Education Secretary Defends Loans Record
Friday, May 11, 2007
Education Secretary Margaret Spellings, facing aggressive questions about her department's oversight of the $85 billion-a-year student loan industry, offered a vigorous defense of her actions yesterday and called for a multi-agency effort to prevent corruption in the loan system.
"Federal student aid is crying out for reform," Spellings told the House education committee. "The system is redundant, it's byzantine and it's broken. In fact, it's often more difficult for students to get aid than it is for bad actors to game the system."
In a sometimes-tense hearing, Democratic lawmakers accused the Bush administration of failing to clamp down on conflicts of interest and various industry practices that have drawn criticism from Congress and attorneys general across the nation. The House voted this week to increase federal regulation of the loan business.
"The Education Department's oversight failures have been monumental," said Rep. George Miller (D-Calif.), chairman of the committee. "Was this simply laziness? Was it incompetence? Was it a deliberate decision to look the other way while these things happened? Or was it a failing more sinister than that?"
Miller disclosed at the hearing that the Justice Department is examining a controversial accounting loophole used by Nelnet, a Nebraska-based lending company, in an attempt to collect more than $1 billion in government subsidies. Spellings decided this year to halt the payments but allowed Nelnet to keep $278 million it had collected.
Ben Kiser, a Nelnet spokesman, said the company is "fully cooperating" with the Justice Department and remains "confident that there are no grounds for any action against Nelnet." The department is looking into potential civil fraud, according to a source who spoke only on the condition of anonymity because of the matter's sensitivity.
Spellings offered her fullest explanation yet of the decision to settle with Nelnet, saying she believed there was a significant chance that the company would have won if it had filed a lawsuit against the government to continue receiving payments.
But Miller, in one of several verbal sparring sessions with Spellings, said the explanation made little sense. "If it's such an easy case for them, why did they walk away from $1 billion?" he asked.
Spellings said the Bush administration has taken significant steps to regulate the student loan industry. She announced that a task force named to create rules forbidding gifts from lenders to universities had made its recommendations, which she pledged to implement.
One of the biggest areas of contention was the department's oversight of companies that offer private loans, a fast-growing section of the market. Spellings said she had the ability to regulate only federally guaranteed loans, but Miller insisted that she could have used her bully pulpit as secretary to stop controversial practices in the private loan business.
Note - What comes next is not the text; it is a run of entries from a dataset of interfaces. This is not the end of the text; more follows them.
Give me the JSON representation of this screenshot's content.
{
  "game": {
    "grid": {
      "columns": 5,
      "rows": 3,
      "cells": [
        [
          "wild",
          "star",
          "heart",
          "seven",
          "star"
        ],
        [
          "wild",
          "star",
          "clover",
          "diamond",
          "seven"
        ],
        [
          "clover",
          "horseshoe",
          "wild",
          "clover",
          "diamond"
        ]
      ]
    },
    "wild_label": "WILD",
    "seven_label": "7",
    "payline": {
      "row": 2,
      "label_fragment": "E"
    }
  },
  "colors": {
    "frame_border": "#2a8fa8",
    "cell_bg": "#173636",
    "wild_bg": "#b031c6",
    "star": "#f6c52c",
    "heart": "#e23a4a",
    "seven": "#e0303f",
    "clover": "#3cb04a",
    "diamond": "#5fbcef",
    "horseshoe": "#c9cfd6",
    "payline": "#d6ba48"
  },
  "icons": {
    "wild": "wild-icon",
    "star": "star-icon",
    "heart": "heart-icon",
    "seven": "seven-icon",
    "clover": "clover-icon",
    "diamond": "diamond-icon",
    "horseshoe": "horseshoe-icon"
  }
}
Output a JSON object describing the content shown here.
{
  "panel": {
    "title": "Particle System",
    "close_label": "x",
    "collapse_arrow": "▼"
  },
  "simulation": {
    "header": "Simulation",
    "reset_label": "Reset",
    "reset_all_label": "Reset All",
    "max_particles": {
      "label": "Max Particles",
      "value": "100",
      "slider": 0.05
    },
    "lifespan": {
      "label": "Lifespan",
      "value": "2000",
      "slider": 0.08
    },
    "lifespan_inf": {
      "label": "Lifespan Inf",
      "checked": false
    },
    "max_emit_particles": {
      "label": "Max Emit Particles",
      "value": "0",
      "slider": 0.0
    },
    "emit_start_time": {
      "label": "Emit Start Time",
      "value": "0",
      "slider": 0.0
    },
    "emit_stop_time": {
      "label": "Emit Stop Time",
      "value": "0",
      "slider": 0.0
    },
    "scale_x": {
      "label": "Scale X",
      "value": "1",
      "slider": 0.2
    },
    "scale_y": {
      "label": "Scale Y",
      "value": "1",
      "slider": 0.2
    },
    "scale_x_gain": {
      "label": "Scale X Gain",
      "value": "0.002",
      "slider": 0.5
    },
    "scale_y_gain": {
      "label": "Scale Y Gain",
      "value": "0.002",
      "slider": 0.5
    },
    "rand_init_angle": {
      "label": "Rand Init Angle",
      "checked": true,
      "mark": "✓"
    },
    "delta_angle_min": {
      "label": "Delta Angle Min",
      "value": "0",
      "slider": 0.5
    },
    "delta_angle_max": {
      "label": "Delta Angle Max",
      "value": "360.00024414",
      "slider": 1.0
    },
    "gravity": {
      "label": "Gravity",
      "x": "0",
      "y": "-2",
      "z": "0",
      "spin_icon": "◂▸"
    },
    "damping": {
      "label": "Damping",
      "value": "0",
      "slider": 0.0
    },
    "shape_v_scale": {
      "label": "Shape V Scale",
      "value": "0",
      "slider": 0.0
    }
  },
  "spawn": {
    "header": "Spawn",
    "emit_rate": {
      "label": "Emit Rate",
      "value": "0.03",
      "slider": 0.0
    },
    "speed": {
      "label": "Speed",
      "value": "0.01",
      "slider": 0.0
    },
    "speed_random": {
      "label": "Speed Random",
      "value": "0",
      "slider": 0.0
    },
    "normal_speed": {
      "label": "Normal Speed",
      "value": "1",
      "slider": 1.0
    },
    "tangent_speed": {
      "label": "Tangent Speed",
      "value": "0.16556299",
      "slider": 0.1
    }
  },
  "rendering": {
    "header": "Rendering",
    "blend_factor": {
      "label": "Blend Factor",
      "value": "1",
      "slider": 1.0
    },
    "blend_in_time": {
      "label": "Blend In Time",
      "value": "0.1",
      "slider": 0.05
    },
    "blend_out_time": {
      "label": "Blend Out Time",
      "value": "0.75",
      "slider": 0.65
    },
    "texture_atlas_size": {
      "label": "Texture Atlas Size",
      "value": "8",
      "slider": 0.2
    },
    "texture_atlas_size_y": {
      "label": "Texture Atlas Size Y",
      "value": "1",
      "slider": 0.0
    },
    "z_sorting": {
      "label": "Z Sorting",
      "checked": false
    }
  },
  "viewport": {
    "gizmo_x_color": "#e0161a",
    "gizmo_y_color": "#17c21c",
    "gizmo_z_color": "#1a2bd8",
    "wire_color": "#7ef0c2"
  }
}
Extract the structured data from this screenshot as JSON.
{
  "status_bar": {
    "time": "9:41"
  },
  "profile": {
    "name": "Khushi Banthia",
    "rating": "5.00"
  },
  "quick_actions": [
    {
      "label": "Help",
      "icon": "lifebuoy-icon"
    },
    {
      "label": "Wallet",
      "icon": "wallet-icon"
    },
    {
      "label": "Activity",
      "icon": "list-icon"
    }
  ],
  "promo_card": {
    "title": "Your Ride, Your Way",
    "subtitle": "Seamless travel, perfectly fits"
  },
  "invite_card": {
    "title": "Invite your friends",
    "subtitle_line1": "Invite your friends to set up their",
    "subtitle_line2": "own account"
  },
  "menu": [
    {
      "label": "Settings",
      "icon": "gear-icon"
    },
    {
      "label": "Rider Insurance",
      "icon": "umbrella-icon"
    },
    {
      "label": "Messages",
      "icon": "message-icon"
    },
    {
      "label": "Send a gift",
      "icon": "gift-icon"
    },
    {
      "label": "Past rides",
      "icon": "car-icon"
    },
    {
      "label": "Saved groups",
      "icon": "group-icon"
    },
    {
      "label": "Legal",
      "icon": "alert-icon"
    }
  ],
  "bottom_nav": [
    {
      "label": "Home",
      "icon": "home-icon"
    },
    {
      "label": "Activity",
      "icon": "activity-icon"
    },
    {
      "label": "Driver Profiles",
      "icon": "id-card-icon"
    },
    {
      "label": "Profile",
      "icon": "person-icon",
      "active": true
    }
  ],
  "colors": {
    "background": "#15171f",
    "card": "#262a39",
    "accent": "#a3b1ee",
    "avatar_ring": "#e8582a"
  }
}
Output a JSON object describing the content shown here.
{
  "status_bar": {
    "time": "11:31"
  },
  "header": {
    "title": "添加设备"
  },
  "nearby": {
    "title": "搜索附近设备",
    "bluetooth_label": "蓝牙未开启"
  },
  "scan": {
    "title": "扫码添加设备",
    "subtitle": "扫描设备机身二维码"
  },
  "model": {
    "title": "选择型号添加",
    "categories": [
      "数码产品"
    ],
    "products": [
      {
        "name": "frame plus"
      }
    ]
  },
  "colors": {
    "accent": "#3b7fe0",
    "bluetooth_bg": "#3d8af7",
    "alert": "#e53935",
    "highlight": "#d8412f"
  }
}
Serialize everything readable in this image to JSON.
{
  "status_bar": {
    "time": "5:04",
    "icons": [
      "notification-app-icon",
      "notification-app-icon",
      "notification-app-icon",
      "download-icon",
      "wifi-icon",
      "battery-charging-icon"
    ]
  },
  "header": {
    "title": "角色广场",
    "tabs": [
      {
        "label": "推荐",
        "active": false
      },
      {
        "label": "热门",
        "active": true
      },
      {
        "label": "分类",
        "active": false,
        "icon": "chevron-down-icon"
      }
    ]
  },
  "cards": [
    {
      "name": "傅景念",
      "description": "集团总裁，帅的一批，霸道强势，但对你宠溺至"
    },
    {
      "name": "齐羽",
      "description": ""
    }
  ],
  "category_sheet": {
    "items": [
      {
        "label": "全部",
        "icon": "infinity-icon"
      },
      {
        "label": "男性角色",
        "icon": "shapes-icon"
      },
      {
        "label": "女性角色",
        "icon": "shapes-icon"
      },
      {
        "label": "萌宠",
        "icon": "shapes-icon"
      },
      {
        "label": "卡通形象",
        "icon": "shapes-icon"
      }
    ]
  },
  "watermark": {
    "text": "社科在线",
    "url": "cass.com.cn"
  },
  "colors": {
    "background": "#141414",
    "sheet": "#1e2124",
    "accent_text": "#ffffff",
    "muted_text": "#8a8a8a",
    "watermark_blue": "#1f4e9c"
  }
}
"Who was monitoring?" Miller asked. "Did they have blinders on?"
Spellings replied: "It was not a violation of the laws I'm charged with overseeing."
"That's become a crutch," Miller said.
Spellings said responsibility for regulation of the private loan market rested with the Federal Trade Commission, Securities and Exchange Commission, Federal Deposit Insurance Corp. and Federal Reserve. But she promised to convene the heads of all the agencies "to coordinate a government-wide endeavor to end student-loan abuse -- no matter where it occurs."
Several Republicans came to the secretary's defense. "We must be cautious not to engage in an endless, partisan fishing expedition that, after a while, runs the risk of becoming a witch hunt instead of a serious pursuit of changes to public policy," said Rep. Howard P. "Buck" McKeon (Calif.), the committee's ranking Republican.
Also yesterday, New York Attorney General Andrew M. Cuomo announced that the parent company of lender Student Loan Xpress, which placed three executives on leave amid a conflict-of-interest investigation, agreed to pay $3 million and sign a code of conduct that forbids controversial business practices.